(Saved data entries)
──────────────────────────────

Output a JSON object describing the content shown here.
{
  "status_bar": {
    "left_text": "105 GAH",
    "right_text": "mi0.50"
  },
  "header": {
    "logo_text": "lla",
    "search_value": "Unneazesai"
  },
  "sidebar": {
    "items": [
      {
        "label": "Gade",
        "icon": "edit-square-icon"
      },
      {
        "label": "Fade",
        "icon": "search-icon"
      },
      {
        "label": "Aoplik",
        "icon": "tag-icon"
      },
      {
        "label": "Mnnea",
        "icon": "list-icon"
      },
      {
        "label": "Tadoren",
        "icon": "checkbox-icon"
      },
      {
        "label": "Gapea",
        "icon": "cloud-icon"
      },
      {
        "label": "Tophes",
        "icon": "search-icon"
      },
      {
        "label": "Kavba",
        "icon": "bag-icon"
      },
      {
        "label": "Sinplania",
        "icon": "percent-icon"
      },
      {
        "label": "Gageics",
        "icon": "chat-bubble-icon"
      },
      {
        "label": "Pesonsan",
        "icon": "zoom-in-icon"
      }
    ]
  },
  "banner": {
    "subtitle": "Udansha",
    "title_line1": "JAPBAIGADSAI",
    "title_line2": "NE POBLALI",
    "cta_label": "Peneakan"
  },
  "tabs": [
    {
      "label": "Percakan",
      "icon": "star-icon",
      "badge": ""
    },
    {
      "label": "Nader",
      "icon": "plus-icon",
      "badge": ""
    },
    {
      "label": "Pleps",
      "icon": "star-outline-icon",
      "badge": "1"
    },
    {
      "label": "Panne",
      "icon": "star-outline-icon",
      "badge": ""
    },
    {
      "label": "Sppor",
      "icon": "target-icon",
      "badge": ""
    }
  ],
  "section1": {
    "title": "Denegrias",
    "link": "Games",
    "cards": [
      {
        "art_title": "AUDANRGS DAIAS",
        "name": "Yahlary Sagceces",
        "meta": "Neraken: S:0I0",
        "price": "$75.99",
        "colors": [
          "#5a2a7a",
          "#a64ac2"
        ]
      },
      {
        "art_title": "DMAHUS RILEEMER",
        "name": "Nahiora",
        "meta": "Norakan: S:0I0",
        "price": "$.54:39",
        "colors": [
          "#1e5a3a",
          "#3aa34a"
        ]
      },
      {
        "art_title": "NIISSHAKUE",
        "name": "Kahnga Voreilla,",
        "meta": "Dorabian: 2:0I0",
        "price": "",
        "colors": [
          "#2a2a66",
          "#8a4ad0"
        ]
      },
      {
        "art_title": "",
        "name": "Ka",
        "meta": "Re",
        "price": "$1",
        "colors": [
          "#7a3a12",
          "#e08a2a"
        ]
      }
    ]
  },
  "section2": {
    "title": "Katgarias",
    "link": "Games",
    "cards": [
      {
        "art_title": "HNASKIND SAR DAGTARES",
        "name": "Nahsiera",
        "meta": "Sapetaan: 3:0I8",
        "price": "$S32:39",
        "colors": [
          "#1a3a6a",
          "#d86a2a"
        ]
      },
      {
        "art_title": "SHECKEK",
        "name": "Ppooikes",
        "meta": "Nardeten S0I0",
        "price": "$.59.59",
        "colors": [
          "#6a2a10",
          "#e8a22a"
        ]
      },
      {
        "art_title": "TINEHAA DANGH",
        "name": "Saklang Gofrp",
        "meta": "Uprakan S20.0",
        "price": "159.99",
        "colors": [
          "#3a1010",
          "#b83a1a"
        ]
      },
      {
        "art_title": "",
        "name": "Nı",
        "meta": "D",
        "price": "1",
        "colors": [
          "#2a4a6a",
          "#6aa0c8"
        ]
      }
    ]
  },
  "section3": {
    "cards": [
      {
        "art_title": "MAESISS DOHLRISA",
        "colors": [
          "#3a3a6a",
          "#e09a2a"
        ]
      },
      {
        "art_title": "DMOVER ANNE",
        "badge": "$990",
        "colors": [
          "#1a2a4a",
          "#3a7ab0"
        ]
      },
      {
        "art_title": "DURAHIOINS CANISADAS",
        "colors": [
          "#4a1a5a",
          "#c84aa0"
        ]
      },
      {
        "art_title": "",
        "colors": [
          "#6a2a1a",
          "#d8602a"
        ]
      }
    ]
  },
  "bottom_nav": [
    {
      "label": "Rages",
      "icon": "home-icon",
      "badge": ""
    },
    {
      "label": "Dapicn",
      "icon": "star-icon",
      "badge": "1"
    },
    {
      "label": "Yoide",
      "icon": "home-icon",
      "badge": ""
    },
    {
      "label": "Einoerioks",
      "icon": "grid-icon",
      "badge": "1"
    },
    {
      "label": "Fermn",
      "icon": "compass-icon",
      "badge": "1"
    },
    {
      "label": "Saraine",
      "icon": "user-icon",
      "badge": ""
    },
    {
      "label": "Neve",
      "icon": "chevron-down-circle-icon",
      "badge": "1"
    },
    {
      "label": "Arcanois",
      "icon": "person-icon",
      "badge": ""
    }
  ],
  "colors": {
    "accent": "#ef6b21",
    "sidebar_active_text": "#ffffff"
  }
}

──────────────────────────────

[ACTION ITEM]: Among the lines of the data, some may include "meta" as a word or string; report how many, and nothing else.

[REPLY]: 8